What is required = Report every line of the records that includes the word "JSON".

Data in this exercise =
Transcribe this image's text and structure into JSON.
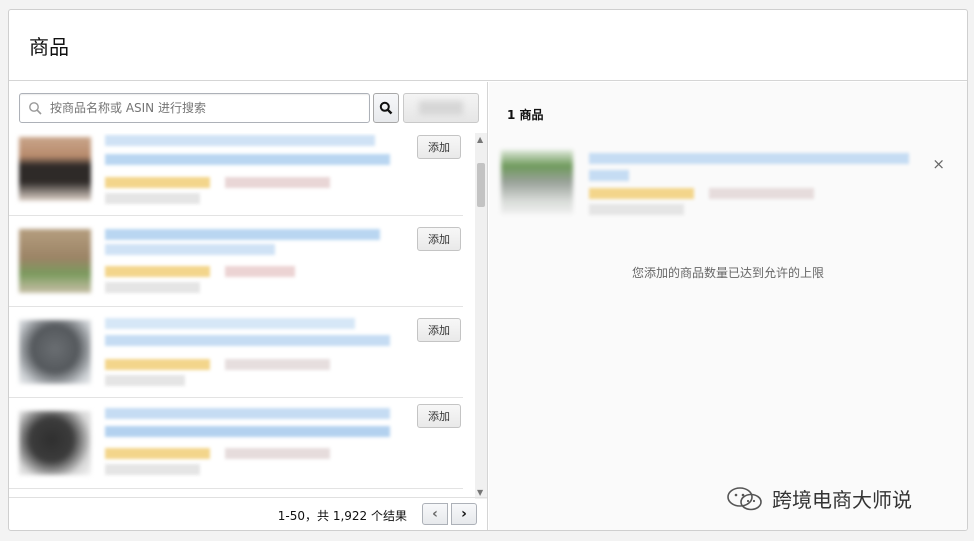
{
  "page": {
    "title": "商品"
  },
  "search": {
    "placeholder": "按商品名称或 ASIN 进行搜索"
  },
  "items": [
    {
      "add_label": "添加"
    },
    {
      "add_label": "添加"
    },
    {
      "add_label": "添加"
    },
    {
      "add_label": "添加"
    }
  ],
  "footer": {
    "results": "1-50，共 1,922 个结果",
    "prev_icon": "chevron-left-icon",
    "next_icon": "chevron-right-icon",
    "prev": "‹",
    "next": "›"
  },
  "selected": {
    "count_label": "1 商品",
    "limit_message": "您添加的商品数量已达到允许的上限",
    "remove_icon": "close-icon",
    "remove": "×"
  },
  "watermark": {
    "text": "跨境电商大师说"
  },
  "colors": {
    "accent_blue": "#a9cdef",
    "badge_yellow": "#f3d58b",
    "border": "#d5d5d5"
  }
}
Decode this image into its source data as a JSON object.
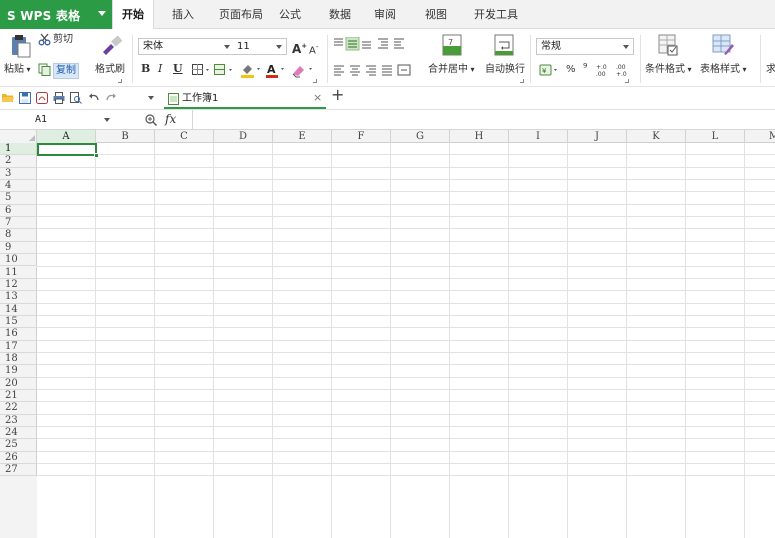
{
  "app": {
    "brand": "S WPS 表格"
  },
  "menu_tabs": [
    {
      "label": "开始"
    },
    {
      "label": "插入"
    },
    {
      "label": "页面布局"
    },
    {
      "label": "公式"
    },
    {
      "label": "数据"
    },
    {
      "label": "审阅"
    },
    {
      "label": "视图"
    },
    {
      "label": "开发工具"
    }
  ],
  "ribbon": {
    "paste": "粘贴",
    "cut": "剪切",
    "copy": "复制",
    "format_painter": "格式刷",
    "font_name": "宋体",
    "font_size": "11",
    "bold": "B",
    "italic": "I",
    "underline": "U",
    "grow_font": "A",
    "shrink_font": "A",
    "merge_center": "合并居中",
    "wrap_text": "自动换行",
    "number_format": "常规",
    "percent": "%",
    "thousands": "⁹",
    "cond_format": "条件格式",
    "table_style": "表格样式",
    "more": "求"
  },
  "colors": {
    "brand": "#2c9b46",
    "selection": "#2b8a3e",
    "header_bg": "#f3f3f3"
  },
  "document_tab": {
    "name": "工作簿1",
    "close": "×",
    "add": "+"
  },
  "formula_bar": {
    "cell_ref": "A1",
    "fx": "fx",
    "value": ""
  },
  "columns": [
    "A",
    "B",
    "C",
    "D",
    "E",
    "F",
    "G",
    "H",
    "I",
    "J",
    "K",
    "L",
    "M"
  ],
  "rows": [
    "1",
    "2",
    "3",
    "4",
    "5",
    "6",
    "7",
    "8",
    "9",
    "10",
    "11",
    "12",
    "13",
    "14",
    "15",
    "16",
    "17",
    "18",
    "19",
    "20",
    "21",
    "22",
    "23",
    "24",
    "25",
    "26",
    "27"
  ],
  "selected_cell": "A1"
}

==

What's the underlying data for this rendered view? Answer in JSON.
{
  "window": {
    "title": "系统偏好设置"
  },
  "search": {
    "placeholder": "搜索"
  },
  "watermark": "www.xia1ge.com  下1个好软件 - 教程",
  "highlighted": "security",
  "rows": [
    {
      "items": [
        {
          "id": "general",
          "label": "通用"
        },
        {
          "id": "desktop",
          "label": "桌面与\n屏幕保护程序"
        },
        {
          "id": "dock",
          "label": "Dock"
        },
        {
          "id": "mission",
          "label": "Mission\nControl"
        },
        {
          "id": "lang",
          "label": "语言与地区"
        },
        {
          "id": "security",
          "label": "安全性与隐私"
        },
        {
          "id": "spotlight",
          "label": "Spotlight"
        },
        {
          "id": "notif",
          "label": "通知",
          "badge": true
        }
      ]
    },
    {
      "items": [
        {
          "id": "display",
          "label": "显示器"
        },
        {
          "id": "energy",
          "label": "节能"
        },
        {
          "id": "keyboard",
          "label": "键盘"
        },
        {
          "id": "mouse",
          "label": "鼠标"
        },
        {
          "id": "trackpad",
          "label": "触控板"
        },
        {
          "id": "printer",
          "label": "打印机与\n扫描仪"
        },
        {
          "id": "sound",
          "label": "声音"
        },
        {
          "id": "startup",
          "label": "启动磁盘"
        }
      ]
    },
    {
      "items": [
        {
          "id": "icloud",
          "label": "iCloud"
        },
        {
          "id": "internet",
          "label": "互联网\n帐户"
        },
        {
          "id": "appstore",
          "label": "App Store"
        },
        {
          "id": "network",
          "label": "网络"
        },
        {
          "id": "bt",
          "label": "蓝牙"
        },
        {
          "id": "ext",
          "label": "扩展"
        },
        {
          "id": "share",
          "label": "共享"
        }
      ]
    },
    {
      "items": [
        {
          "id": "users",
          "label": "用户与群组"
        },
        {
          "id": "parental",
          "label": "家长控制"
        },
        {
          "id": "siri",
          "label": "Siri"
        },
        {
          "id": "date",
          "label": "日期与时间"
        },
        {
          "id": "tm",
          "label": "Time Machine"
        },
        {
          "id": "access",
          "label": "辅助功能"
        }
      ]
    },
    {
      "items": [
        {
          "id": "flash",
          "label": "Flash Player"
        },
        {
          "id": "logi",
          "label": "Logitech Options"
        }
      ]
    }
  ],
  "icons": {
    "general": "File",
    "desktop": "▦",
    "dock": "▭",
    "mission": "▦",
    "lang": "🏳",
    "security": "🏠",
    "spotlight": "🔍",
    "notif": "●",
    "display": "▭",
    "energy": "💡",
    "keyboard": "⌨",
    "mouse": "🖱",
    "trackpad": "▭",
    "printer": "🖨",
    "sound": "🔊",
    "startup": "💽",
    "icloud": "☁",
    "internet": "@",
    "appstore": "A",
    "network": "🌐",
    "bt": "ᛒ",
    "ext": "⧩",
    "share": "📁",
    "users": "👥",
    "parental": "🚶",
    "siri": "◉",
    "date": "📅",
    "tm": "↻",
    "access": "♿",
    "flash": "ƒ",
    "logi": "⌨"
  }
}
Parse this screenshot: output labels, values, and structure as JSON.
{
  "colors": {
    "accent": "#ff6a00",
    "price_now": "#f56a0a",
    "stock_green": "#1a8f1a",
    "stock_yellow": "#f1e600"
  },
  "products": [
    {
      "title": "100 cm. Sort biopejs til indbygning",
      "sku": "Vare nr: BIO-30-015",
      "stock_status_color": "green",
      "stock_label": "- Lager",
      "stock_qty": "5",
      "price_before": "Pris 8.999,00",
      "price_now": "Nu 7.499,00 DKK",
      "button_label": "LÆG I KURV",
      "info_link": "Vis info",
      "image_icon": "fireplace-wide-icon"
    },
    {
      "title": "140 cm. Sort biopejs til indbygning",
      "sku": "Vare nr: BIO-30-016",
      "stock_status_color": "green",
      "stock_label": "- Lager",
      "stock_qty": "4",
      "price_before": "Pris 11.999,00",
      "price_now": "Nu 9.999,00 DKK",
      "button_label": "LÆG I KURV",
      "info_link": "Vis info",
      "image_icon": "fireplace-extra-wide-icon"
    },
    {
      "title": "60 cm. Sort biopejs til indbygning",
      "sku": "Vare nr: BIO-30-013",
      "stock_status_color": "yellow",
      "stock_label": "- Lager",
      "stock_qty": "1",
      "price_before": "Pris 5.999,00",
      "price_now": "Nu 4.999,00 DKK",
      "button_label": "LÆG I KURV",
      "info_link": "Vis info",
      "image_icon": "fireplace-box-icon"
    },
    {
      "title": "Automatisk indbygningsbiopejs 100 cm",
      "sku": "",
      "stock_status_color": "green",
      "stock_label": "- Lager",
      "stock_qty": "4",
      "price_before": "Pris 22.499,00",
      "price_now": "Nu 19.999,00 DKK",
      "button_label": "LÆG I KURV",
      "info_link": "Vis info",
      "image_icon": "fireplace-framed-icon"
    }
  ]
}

Solution for this task =
Transcribe this image's text and structure into JSON.
Decode this image into its source data as a JSON object.
What's the underlying data for this rendered view? Answer in JSON.
Parse this screenshot: output labels, values, and structure as JSON.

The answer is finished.